    Netanyahu’s speech was historic because for a brief moment in time, a man got behind the podium in that venue and spoke with absolute clarity, and total honesty from the heart. He spoke without employing meaningless rhetorical flourishes or other oratorical gimmicks to call attention to himself. His speech was not hollow rhetoric engineered to accomplish an objective, behind which there was some other unstated intention. It was not a speech in which he himself would be the main beneficiary. His speech was simply a clarion call to rational people to consider the truth and act with maturity, and consideration of the historical perspective, to bring about a goal that would be of benefit to everyone.

    The man did not posture, but instead, he simply stood up and spoke with an understated elegance and authority that can only be exhibited by those who are not desperately seeking the authority and gravitas they clearly lack. His words were not the product of great efforting because he had the requisite expertise and experience to deliver them sincerely. Netanyahu gave us a glimpse of what we have been missing in America for far too long. Thank you, Mr. Netanyahu!

  9. Yes, the Prime Minister of Israel sounds more like an American president than the American president.

    Truly sad, I agree. And all the more reason to work hard to ensure that we are not saddled with four more years of that disgrace to all things American.

    I was struck, too, by how he remarked on the tragedies of the natural disasters that have taken so many American lives of late.

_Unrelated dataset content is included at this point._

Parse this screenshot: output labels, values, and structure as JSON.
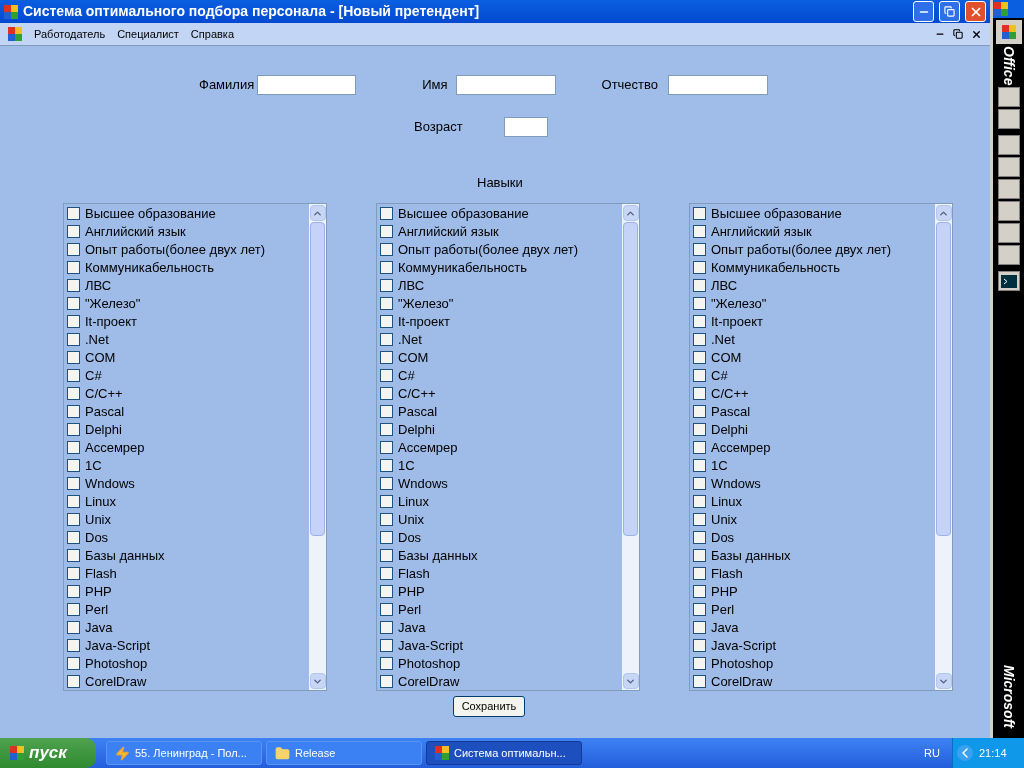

From the American president? *crickets*

  10. And I do want to add that watching Mr. Netanyahu respond to that heckler was . . . *sigh*

    Perhaps we can judge the character of a man by how he responds to criticism. A man who becomes petty, vindictive, petulant, mocking, and sneering and wants to punish and silence the "enemy" who dares interrupt is probably a petty, vindictive, petulant, mocking, sneering little man who holds grudges and seeks to punish anyone who doesn't agree with and support him. A man who is assured, poised, dignified, grounded, open-minded, and able to turn a potentially negative situation into a shining moment of truth is probably an assured, poised, dignified, grounded, and open-minded man who can ably turn bad situations into positive ones.

    Gee, I wonder which kind of man makes the best leader of a free people and which makes the "best" leader of an oppressed people?

  11. You forgot to mention the prisoner state in Gaza if you're reminiscing who you are. Selective amnesia is quintessential American pampered classes.

  12. Charles Frith, you're right - the poor Gazans are prisoners of Hamas. They should have been more careful who they elected.